Did you suck your thumbs as a child? Even if you didn’t, imagine being a thumb-sucking child. Then, imagine seeing images of other thumb-suckers having their thumbs brutally removed from their hands and devoured.Â If you were a character in Dream Theatre’s upcoming play, “Devilish Children and the Civilizing Process,” this would be your fate.
Less than a week before opening night, the interior of Dream Theatre was beginning to resemble a 19th century nightmare. The theater, normally left as-is for productions, had been made over to be a very differentÂ space. Rotting brown “curtains” lined the sides of the arena, leaving no images of pleasantry to the imagination.
Flash back to 19th century Germany, where a psychiatrist named Heinrich Hoffmann is teaching his son manners. Being of a creative bent, Hoffmann decides to write his son a book. The book is a collection of gruesome cautionary tales geared towards children: a boy who goes outside during a storm is swept away to his doom when wind catches his umbrella, a healthy boy who will not eat his soup wastes away and dies, etc. These tales were extremely well received by Hoffmann’s son and the German public.
“Devilish Children” is loosely based on these tales. Rather than staging Hoffman’s stories individually, the play weaves them together into a Dickensian drama. Dream Theatre has been converted into a school for naughty children–the theater stage has become the schoolyard. Set at Christmas, the story follows a three-year-old boy named Karl who, like many other children, is left at the school because of what his parents consider to be extraordinarily bad manners–he is a thumb-sucker who cries, doesn’t listen to his parents, and gets into a fight with another boy. There, the “devilish children” who run the schoolyard teach him what will happen to him if he keeps up his nasty habits by acting out plays based on Hoffman’s tales.
Dream Theatre is known for their philosophy of breaking the fourth wall and including audience members in their plays. This play is no different. To add to the experience, the entire play was written in verse that is reminiscent of nursery rhymes. According to Jeremy Menekseoglu, the writer and director of “Devilish Children,” entering the theater will be like “walking into a haunted house…[and] being left in there.”
“Devilish Children” is part puppet show, part fairy tale, part pantomime, with some melodrama thrown in, as described by Menekseoglu. “We take you down as deep into hell as we can,” he says, “and then we see if we can come back.” The play features elements of a horror show, but the audience is promised more thanÂ “just images of torture and death” although those will not be absent from the play.
On the surface, “Devilish Children” may appear to be a typical Halloween spectacle–after all, it has all of the elements of a Tim Burton film. But when taken as a whole, “Devilish Children” is a fable about innocence, learning, and forgiveness. The children in the play are abandoned; their parents leave them in what is essentially an orphanage for minor offenses.
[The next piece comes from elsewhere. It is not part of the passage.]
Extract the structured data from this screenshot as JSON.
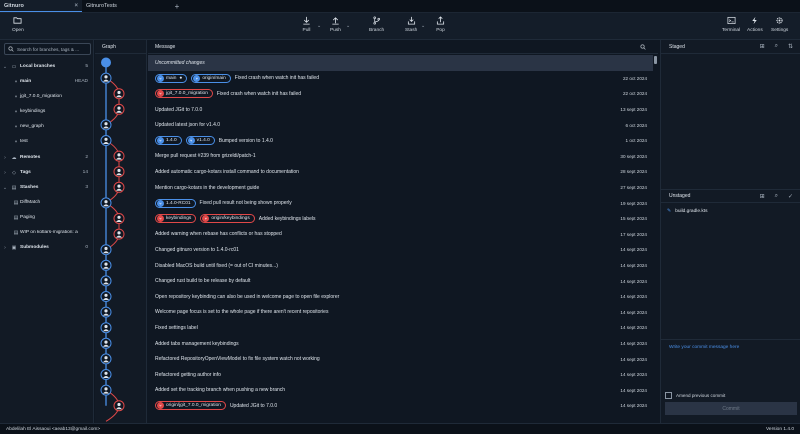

The play shows the extremes of parents and children at odds, a theme that everyone can relate to, even if they haven’t been subjected to torture.
There will “not [be] a moment of safety” for audience members once they enter the theater, says Menekseoglu. Watch out for the ventriloquist ticket taker’s murderous puppet on your way in.